School is out for the summer! I'm am SO excited to have these little monkeys home with me!
And yes, I really am.
Of course, it will be interesting and perhaps difficult since I'll be pregnant and all.
But you know what?
Since today was the last (half) day, the school held an awards ceremony in which they passed out trophies and prizes to students who: achieved the highest scores in different subjects, were voted "nicest, kindest" by their classmates, kids who showed the most improvement, a teacher's choice award, etc.
My children got to stand up for the "faithful attendance" recognition for not missing more than two days of school, but that was it.
When it was over, I made a quick break of the door since Claira suddenly turned into a screaming banshee.
As I was heading for the door, I passed Savannah as her class was heading back to their room. She looked like she was on the verge of tears.
I knew exactly why she was upset.
Like anyone would be (but especially for her), she was bummed that she didn't receive an award.
I wish I had had a moment to talk to her, but since she was headed back to class and I had a screaming toddler literally flung over my shoulder, there was no time. I quickly told her everything would be okay and that I was proud of her.
I wanted to explain to her that she should not only be proud of her achievements (like getting straight A's and always scoring far above average on her tests) but also learn to be happy for those who did receive an award. And believe me, I know that's not always easy.
I couldn't help but think of this:
And I loved this on helping children overcome disappointment and setbacks that are a natural part of life:
..."As children become resilient, they understand and accept these two facts. They see life as challenging and ever changing, but they believe they can cope with those challenges and changes. They view mistakes and weaknesses as opportunities to learn, and they accept that losing may precede winning.
As children develop resilience, they believe they can influence and even control outcomes in their lives through effort, imagination, knowledge, and skill. With this attitude, they focus on what they do rather than on what is outside their control."
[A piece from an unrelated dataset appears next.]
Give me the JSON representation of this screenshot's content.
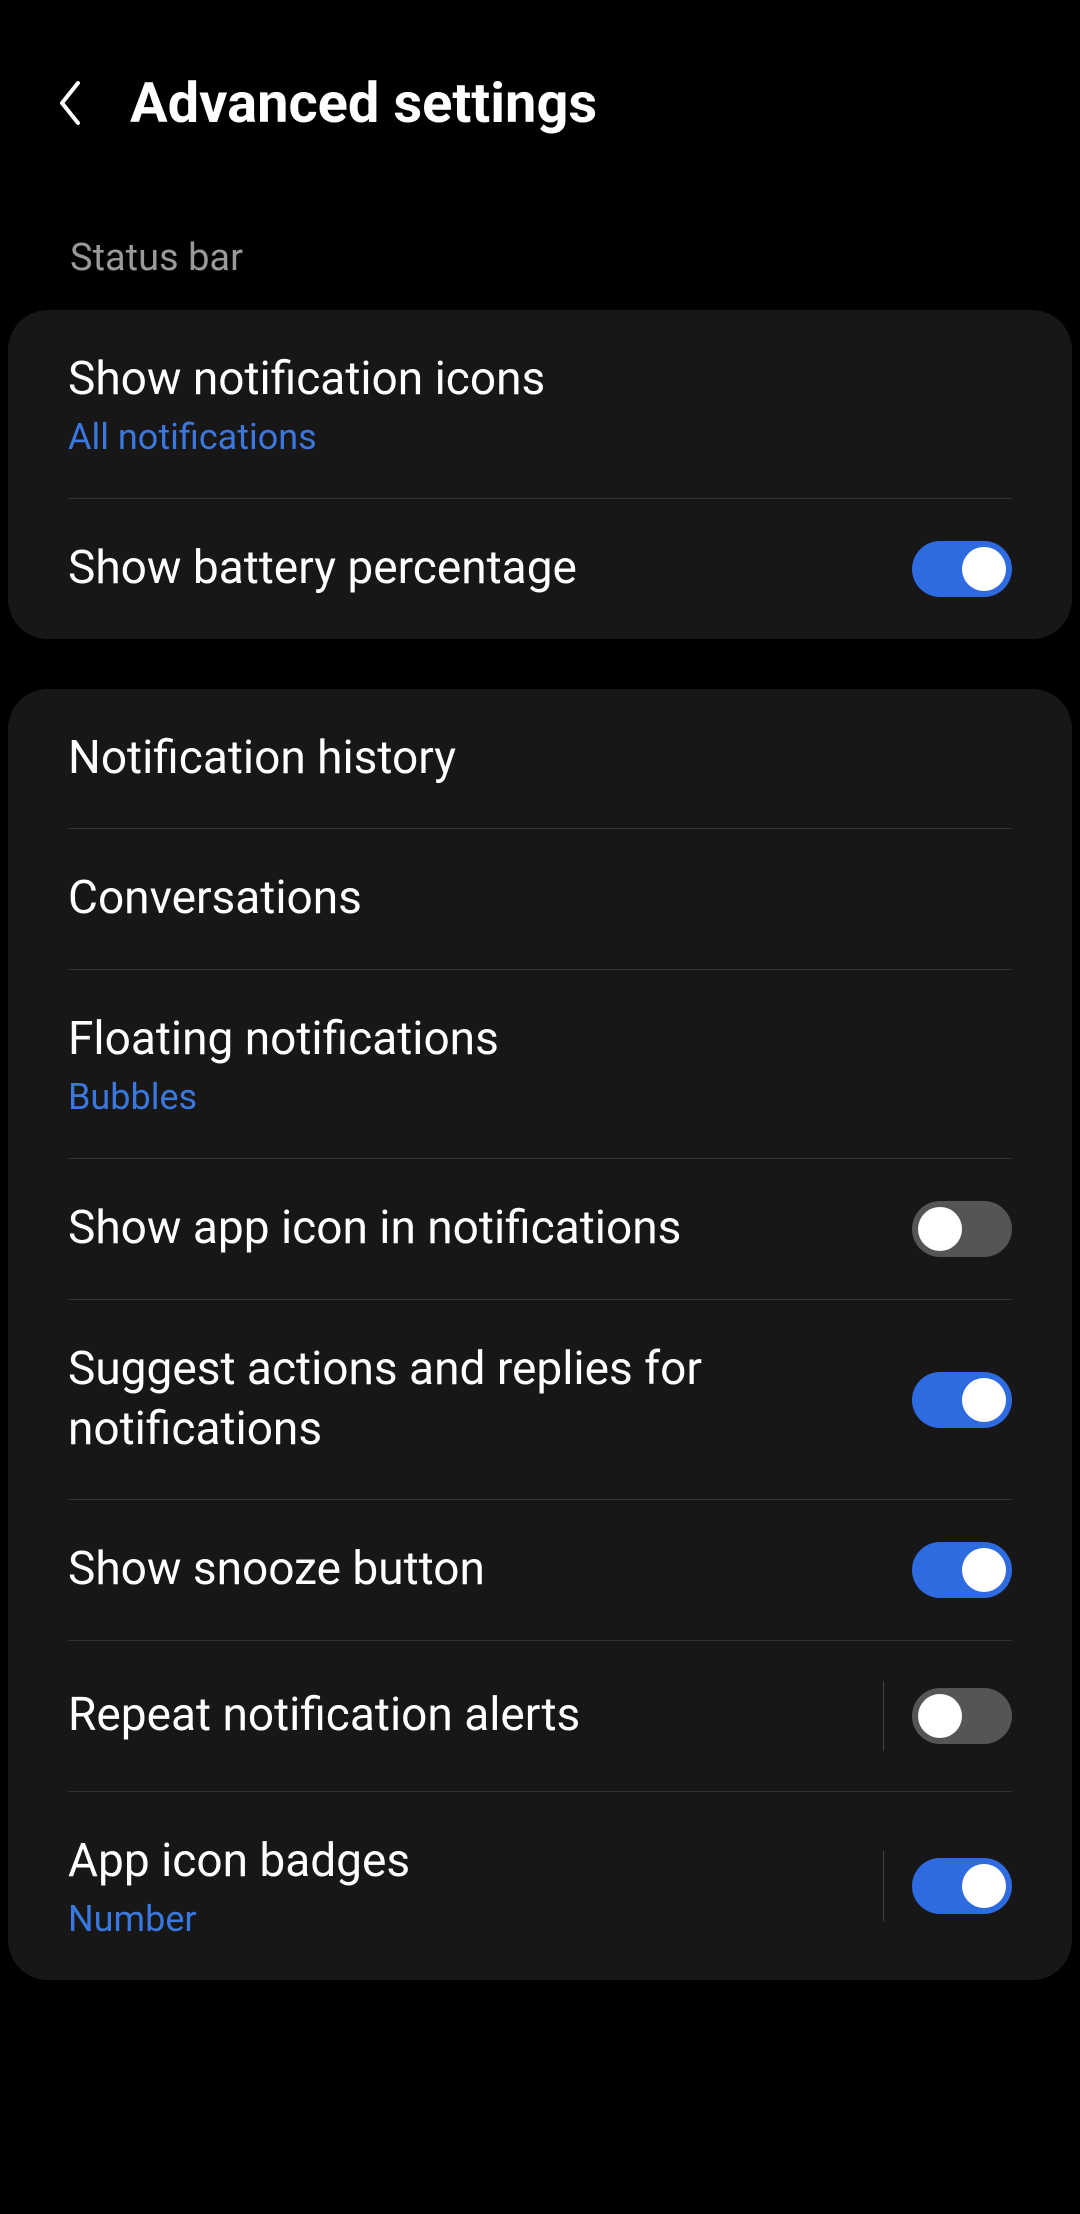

-LYLE J. BURRUP
(Read the whole article HERE)
By the time Savannah and Joseph came home, she was happy as can be, having already moved past her initial disappointment.
And I'm also proud of her for that.
She is by nature, competitive and doesn't like to lose or be last. But these small experiences will help her learn to accept, to try harder, and most of all, to be happy for other's achievements.
We won't always be first, or the best, or the smartest. But we can control our attitude and acceptance of these things and decide how we will respond.
That is character.